Julia (Rosario Dawson) couldn’t be happier to be moving in with her fiancé David (Geoff Stults), who she is madly in love with. However, she becomes disheartened when David’s daughter Lily (Isabella Kai Rice) isn’t really warming up to her. Matters are worsened by the fact that David’s ex-wife and Lily’s mother, the meticulously well-organised Tessa (Katherine Heigl), seems to be watchful and critical of her every move. As she sees Julia become more involved with David and Lily, Tessa becomes increasingly possessive and controlling, with devastating consequences.
The film may be called Unforgettable, but you’re likely to start forgetting the film as soon as the credits start rolling. The screenplay is totally ordinary and predictable. It is utterly lacking in anything original or interesting. How someone could pick up a script like this and give it the go ahead without falling asleep in the process of reading it, I have no idea.
If erotic is what you’re looking for, there’s quite a bit of sex in it at least, and while again there’s nothing really new here, at least the scenes are better than the Fifty Shades movies. However, considering the film is being marketed as an erotic thriller, what comes to mind are some of the great examples of the genre over the years, like Basic Instinct, Eyes Wide Shut and Fatal Attraction. Such movies were full of twists and turns and thus really engage audiences. Heck, even not so good ones that ended up developing something of a cult status (Single White Female, to give an example, comes to mind here) were at least able to create a genuinely penetrative sense of unease.

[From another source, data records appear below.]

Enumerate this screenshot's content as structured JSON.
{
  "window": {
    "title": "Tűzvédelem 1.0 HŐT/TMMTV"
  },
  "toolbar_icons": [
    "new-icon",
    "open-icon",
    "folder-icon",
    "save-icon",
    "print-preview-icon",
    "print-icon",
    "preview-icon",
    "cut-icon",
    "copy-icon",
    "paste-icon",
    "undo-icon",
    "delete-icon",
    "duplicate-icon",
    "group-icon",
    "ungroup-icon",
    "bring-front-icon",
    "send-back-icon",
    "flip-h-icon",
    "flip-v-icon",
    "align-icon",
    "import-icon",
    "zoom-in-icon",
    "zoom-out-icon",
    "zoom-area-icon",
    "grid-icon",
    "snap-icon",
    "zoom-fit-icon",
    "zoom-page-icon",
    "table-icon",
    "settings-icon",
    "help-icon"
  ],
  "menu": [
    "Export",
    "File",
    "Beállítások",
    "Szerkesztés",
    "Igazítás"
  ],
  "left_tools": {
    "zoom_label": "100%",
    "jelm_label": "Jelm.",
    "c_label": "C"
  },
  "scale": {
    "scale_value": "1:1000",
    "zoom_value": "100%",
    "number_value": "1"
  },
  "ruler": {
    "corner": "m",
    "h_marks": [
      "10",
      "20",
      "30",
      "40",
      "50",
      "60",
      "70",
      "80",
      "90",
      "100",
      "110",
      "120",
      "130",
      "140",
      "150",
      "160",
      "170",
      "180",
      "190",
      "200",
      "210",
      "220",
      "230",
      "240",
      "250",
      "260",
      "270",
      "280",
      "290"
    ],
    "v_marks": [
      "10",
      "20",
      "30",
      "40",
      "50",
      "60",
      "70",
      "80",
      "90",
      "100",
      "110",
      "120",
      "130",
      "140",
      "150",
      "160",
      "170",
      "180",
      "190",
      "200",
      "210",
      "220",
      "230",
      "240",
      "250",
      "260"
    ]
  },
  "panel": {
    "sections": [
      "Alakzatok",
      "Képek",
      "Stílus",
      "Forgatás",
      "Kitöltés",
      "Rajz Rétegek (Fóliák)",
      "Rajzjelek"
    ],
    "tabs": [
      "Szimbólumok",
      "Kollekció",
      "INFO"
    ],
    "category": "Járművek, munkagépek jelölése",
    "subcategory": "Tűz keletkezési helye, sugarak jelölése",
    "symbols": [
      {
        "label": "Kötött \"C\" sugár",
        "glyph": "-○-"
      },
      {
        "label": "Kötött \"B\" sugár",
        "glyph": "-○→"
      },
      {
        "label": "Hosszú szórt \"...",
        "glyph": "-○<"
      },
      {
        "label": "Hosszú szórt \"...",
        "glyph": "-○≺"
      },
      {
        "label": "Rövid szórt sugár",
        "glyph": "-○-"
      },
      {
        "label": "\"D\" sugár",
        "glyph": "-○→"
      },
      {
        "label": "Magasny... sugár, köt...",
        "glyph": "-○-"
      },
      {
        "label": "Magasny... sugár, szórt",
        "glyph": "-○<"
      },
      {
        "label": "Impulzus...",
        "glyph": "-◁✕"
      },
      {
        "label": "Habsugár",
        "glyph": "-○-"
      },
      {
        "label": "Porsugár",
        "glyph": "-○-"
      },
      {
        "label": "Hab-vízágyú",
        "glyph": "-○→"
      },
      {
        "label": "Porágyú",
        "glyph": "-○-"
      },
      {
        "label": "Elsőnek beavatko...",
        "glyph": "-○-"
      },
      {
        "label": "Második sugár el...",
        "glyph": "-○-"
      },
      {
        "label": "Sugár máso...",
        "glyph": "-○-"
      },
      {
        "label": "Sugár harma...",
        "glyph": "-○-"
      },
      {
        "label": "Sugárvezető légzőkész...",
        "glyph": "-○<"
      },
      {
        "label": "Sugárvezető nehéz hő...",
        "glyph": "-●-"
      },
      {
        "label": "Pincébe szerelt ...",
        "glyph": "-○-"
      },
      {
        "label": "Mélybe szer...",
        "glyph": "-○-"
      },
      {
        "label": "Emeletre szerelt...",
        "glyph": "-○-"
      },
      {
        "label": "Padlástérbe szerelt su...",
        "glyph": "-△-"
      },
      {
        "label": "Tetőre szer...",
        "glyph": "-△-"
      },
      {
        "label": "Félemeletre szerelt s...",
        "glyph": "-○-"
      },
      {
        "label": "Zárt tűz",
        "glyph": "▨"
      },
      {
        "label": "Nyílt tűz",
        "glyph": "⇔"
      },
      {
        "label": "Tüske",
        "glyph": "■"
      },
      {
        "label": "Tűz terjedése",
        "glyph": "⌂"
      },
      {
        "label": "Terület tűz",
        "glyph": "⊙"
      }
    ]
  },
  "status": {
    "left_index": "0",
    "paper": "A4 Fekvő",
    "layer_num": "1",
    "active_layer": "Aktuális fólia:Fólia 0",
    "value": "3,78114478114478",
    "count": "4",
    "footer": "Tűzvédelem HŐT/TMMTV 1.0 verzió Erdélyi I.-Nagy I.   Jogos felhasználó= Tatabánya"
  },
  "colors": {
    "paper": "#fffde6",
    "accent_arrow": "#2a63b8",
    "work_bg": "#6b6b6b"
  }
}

Unforgettable is mainly relying on its casting, which feels appropriate though kind of obvious. While Dawson is the hard-to-dislike, kind-hearted female who is just trying her darn hardest to take care of both David (played by the lovely, safe – again an appropriate casting choice – Stults) and Lily, this movie is clearly Heigl’s, as the marketing around the film has made clear. Heigl has gained something of an ill reputation following issues relating to Grey’s Anatomy (she opted out of the Emmy race in 2009 saying she felt the material she'd received on the show didn't warrant awards consideration, which the producers and writers saw as a jab at them) and Knocked Up, which she commented in a now infamous interview was "a little sexist." She’s had roles since but no hits and it’s clear that she’s hoping for one with this (anyone who has seen her do interviews publicising the film will see her being as sweet as pie). The character she plays here is essentially a b****, but she’s also sympathetic, particularly when we meet the mother who raised her. Maybe this film could be the one that takes Heigl away from the negative associations she has gathered about her, but only time will tell.
In any case, Unforgettable also feels out of date. It tries to make up for that fact by having Tessa use the ever-expansive marvels of the internet to set plans in motion against Julia (who herself doesn’t have a Facebook, in spite of being the online content editor of her company Chapterpad – oh, and working from home, i.e. her computer, once she moves in with David). Again, we’ve seen the dangers of the internet represented before, and certainly in a more compelling way than they are here.
Part of the reason for the film’s feeling out of touch with audiences is that it relies on misunderstanding and distrust between the characters for any kind of narrative tension. All its issues would be resolved simply through a little good old-fashioned communication. But to be honest, at the end of the day, one really couldn’t really care less about whether these characters are communicating or not because everyone is so flat and dull that their fates are really of no concern.
Review by Deirdre Molumby | 16:00 | Thursday 20th April 2017 | Movie Review